I have just spent a week in Gateshead, a yeshivah town in the north of England, where my wife and I lived when we were first married and I was a student at the Gateshead Yeshivah. I remain eternally indebted to Gateshead for the outstanding Torah education I received there, and particularly for the encouragement I received to develop into an independent rabbi and halachist. Yet it was the first time since my departure for the rabbinate some 13 years ago that I'd spent more than the odd day there.
On the surface, very little has changed in Gateshead: the same spiritually-striving and hospitable Torah families hidden behind gloomy Coronation Street terraces; the same economic challenges. Yet the community has doubled in size since the early 90s, to 450 families, necessitating expansion into areas that were once exclusively Geordie; there is a greatly enhanced infrastructure including a community health centre (in our former home).
But the most significant news has been the appointment of Rabbi Shraga Faivel Zimmerman as town Rav, following the passing of the esteemed Rabbi Rakow. A brilliant, articulate and thoughtful American, he seems to have struck just the right balance between preserving Gateshead's conservative character and instigating changes vital for the community's development. These include modernising the education system by providing alternatives to long-term Torah study for adults and encouraging working families to settle and start businesses in Gateshead, fostering greater religious and social diversity and increasing local prosperity.
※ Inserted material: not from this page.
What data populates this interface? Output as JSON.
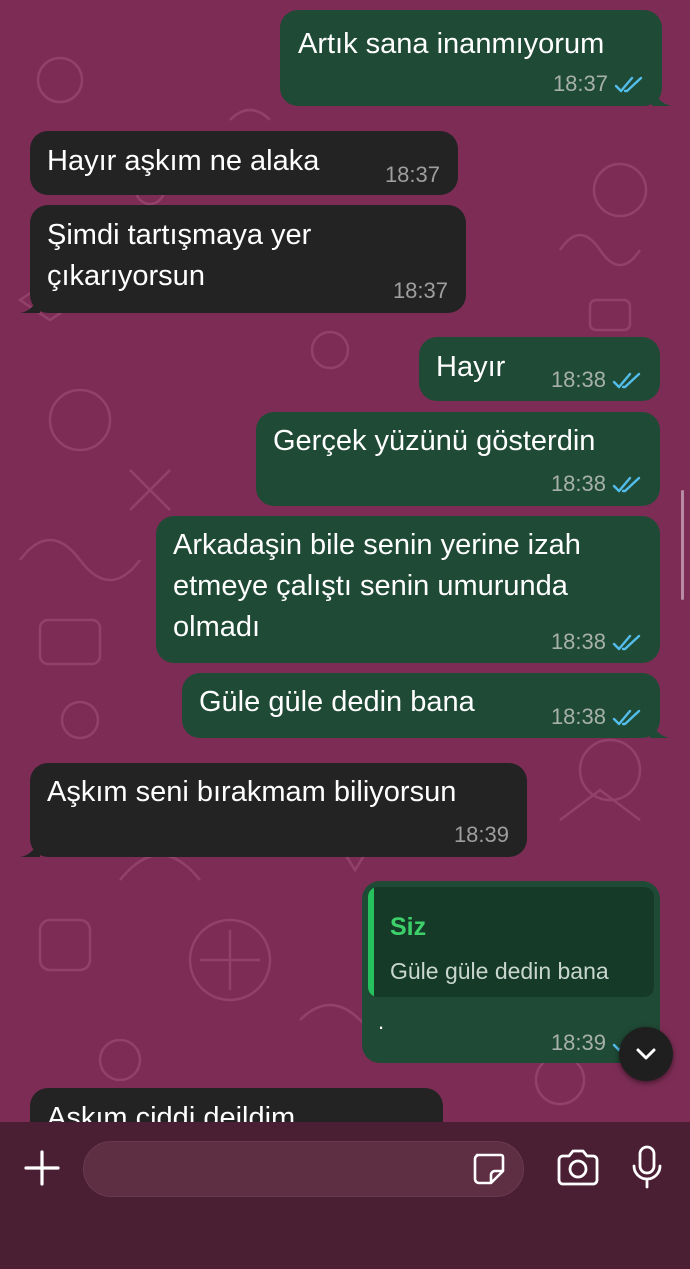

I was royally hosted by dear friends, sat in my former seat in the yeshivah for shacharit and enjoyed a visit to the colossal Lehmann's bookshop, where I picked up a couple of hard-to-come-by medieval commentaries on Rashi. I also had the privilege of private meetings with the Rav, the rosh yeshivah and the yeshivah's spiritual supervisor. Of course, much of this is nostalgia: it felt good to retrace familiar steps and to show the children where Daddy used to learn.
I was especially struck by the mature attitude of many of the people I met when confronted with someone (me) whose outlook and objectives differ considerably from theirs. I recall that this had always been my experience in Gateshead, especially at the yeshivah. When I joined in 1990, I was several years older than my classmates; they had strong backgrounds in Torah learning, I did not; whereas my wife and I had recently graduated from Oxford, most of them had no intention of attending university; they wore the sombre "yeshivah kit", and I was none too keen on the dress-code. But from the very first day, I was welcomed as a full member by staff and students alike.
Gateshead's community has doubled since the early 1990s
Those contrasts of 20 years ago are now more manifest. I spent the entire week in Gateshead working on my doctoral dissertation. It is well-known that the yeshivah world tends to view academic Jewish studies with distrust, and the potential holder of a "Rabbi Dr" moniker with suspicion. Yet everyone, without exception, from the people I met casually to the Rav, was interested in what I am doing, and genuinely enthusiastic about my achievements.
My experience was repeated in conversations with old friends, some of whom have children of the same ages as ours. I was asked a number of times what our eldest daughter Michali, who is now in school-year 11, will be doing next. Here, the differences could not be more pronounced: it is the norm in Gateshead for children to leave school after GCSEs to go to yeshivah or seminary, whereas Michali is choosing her A-level subjects in preparation for university. Again, the people with whom I spoke were supportive and encouraging, even though Michali's plans diverge so greatly from what they would consider appropriate for their children.
I think that this phenomenon reflects the fact that the Gateshead community contains many people who are not just thoroughly decent, but happy and secure with their own life-choices. I have noticed that unhappy and insecure people within our religious world feel a need to run down others in order to validate their own positions; those who are secure can celebrate the choices of others, even when they strongly disagree with them, without feeling threatened.
And while I am sure that that there are those in Gateshead who do not behave like this, I have realised that this is why I have continued to feel comfortable with the people there, despite the considerable gulf between our aspirations.
Thinking more broadly, this is a good working model for cross-communal cohesion. Even those individuals and communities with radically different styles and understandings of the world can peacefully co-exist, but this is unlikely to happen unless their leaders are happy and secure with their own identities, and make this manifest in the message they preach.
Regrettably, this is uncommon; in many places, religious life thrives on delegitimisation. Much rests on our ability to convey a sense of contentment and joy to our children and students.
I was encouraged by my visit to Gateshead: for all its pious insularity, it is a community of people who appear to be secure in their choices, something that can only contribute to harmony in an otherwise fragmented religious world.